*Assignment:*
Search the data for the string "header" and copy each line in which it appears.

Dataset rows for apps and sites
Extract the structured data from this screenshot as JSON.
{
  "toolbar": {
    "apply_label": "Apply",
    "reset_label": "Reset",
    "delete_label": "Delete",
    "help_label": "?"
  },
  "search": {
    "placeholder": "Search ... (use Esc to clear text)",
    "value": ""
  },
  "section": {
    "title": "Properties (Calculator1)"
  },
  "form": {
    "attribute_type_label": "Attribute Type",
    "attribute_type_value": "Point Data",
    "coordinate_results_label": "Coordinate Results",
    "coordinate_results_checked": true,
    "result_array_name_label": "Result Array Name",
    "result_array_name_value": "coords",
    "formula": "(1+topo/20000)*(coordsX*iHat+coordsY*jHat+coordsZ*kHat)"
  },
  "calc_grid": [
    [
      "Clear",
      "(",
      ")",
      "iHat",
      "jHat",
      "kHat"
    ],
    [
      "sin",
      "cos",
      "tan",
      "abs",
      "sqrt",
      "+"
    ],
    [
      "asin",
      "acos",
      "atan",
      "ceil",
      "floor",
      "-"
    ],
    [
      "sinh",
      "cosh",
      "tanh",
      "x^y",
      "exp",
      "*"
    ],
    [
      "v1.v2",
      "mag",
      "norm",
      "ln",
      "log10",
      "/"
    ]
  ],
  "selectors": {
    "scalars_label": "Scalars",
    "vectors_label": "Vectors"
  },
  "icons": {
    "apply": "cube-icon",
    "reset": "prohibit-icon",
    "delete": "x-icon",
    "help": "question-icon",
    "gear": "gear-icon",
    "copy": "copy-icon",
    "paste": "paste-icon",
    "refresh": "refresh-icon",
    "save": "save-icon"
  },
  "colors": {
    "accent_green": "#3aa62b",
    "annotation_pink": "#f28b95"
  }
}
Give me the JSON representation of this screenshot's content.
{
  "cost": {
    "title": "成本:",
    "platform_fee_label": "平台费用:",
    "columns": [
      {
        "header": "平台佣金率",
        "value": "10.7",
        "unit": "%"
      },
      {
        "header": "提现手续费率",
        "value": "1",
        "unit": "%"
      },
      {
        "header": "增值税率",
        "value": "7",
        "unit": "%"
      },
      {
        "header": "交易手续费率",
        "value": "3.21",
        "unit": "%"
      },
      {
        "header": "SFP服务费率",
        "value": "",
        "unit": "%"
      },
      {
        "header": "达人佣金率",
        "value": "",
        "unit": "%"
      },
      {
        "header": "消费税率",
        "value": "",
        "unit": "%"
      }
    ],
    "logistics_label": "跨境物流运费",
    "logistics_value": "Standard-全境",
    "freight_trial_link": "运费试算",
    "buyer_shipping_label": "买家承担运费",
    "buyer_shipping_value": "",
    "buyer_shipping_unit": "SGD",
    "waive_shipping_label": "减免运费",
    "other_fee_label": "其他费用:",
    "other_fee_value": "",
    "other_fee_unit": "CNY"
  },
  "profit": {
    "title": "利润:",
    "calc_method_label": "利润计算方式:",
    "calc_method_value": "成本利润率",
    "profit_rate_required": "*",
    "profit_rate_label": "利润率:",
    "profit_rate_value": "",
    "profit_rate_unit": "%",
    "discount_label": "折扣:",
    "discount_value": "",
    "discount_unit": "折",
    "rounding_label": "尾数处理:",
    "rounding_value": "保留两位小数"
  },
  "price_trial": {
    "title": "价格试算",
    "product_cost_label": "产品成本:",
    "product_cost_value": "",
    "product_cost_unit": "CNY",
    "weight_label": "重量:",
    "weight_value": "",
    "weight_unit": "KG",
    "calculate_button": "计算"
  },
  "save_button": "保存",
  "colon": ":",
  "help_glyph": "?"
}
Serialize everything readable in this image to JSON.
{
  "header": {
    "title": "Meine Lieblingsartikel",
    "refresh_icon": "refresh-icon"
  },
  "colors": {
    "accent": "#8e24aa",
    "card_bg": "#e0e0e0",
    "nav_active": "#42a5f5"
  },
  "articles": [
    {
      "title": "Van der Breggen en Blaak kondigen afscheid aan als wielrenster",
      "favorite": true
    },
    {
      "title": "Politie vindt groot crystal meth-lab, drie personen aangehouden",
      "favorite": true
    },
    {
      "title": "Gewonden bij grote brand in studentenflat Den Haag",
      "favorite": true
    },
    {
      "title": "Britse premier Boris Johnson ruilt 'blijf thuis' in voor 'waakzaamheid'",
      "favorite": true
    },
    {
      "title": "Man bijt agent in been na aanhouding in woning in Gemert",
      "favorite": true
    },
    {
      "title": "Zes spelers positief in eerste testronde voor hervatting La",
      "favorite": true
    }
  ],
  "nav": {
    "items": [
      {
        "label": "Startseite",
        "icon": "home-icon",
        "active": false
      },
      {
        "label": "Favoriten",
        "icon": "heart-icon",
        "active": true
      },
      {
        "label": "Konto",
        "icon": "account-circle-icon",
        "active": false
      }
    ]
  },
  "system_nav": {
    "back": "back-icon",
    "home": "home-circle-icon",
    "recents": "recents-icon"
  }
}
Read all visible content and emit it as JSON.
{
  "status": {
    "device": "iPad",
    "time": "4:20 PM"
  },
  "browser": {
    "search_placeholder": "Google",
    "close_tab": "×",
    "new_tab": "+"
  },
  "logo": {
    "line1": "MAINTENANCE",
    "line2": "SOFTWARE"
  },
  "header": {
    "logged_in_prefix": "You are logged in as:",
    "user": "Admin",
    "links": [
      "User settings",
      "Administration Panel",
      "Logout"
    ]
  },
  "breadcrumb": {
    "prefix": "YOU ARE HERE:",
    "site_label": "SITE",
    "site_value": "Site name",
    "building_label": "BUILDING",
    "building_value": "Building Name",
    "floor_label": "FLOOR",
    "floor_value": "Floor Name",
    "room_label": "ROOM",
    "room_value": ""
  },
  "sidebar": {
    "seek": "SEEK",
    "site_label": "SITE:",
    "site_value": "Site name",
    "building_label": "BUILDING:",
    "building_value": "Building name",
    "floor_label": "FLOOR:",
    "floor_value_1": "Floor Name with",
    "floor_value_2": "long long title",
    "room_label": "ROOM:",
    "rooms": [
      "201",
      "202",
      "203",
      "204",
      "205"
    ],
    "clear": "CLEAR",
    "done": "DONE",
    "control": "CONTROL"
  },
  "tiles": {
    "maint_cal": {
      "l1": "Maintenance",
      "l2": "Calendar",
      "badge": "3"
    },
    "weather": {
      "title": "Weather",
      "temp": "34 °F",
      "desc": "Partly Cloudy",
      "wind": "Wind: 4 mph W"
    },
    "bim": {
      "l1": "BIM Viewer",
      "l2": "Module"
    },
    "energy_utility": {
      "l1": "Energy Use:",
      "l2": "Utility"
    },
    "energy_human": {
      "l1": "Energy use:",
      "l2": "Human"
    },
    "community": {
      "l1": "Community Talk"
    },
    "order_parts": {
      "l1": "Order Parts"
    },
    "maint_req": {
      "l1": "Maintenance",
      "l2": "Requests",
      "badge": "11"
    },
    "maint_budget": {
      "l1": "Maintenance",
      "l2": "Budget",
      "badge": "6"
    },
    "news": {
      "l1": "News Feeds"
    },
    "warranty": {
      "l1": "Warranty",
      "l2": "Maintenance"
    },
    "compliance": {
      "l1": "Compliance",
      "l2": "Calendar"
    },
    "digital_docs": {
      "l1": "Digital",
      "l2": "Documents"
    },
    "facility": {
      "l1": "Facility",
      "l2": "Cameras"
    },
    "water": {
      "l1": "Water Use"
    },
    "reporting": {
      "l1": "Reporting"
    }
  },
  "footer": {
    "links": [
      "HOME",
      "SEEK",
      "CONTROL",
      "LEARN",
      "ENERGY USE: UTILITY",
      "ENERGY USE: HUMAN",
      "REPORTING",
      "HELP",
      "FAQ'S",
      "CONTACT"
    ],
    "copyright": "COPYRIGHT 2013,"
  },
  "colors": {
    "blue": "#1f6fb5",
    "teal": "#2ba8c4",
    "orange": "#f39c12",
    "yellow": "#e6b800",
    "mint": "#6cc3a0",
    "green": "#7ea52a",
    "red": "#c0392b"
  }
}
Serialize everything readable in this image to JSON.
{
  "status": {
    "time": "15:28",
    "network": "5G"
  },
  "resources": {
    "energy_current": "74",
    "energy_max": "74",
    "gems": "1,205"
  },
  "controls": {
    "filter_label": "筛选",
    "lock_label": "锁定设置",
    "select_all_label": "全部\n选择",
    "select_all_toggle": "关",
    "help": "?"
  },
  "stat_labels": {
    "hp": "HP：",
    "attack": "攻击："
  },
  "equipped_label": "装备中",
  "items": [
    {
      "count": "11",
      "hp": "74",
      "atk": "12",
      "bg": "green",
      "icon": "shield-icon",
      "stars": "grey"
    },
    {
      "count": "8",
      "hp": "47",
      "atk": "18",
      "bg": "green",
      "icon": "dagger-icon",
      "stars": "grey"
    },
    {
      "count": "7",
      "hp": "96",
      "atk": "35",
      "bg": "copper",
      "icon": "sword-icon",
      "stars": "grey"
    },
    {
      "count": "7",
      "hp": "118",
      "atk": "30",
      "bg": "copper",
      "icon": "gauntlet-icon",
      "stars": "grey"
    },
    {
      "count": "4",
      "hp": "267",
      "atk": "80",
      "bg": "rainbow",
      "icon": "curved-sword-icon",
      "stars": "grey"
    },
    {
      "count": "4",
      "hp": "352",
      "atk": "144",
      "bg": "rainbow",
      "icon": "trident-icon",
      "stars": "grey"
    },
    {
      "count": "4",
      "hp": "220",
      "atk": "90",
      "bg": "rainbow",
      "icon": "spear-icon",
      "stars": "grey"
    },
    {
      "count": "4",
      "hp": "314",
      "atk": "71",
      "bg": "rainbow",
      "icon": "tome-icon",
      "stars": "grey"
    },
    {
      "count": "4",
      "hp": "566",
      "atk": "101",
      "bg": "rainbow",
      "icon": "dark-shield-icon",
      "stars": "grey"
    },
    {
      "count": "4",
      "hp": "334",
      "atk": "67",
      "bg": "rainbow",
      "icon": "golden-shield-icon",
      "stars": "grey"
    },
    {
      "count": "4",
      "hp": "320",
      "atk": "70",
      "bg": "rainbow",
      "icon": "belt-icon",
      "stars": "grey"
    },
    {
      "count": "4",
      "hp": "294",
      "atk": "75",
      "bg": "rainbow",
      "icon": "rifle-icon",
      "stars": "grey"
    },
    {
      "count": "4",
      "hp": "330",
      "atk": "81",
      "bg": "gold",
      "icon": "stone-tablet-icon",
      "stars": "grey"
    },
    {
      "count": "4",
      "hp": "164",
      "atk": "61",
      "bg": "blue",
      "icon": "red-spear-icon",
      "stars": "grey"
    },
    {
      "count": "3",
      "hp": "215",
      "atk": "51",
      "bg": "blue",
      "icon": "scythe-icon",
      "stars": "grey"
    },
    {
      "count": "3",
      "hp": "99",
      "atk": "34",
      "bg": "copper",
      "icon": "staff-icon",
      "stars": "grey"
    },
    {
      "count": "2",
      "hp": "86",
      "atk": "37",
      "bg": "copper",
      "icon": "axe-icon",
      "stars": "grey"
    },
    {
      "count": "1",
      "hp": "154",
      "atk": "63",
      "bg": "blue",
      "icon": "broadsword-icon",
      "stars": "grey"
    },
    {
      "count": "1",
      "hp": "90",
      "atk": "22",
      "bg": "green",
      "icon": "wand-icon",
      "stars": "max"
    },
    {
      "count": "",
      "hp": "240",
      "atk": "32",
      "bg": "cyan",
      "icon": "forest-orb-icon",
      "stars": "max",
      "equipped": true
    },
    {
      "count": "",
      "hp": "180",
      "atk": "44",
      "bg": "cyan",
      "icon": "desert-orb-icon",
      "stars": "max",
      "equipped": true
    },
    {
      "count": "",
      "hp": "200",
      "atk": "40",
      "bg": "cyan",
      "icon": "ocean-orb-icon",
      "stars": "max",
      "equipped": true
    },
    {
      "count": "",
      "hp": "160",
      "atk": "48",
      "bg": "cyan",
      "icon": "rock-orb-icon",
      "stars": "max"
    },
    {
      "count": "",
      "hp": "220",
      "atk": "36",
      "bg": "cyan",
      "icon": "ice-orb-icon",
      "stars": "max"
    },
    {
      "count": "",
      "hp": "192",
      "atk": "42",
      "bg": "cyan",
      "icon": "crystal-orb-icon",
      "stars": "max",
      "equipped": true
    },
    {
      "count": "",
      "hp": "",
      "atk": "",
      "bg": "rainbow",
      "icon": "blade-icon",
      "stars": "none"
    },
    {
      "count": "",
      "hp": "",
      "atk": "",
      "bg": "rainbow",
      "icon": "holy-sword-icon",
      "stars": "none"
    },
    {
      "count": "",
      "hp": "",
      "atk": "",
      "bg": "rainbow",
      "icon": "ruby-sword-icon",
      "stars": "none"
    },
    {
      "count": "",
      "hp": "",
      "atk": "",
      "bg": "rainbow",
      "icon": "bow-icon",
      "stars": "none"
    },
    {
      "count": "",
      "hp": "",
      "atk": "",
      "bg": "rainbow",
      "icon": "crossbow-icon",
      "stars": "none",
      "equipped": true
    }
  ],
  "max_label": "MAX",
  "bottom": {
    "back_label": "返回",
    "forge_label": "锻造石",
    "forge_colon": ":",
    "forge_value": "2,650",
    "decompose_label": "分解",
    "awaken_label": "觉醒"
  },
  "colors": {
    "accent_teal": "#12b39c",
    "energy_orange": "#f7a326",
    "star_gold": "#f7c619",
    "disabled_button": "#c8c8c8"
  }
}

*Finished task:*
        "header": "平台佣金率",
        "header": "提现手续费率",
        "header": "增值税率",
        "header": "交易手续费率",
        "header": "SFP服务费率",
        "header": "达人佣金率",
        "header": "消费税率",
  "header": {
  "header": {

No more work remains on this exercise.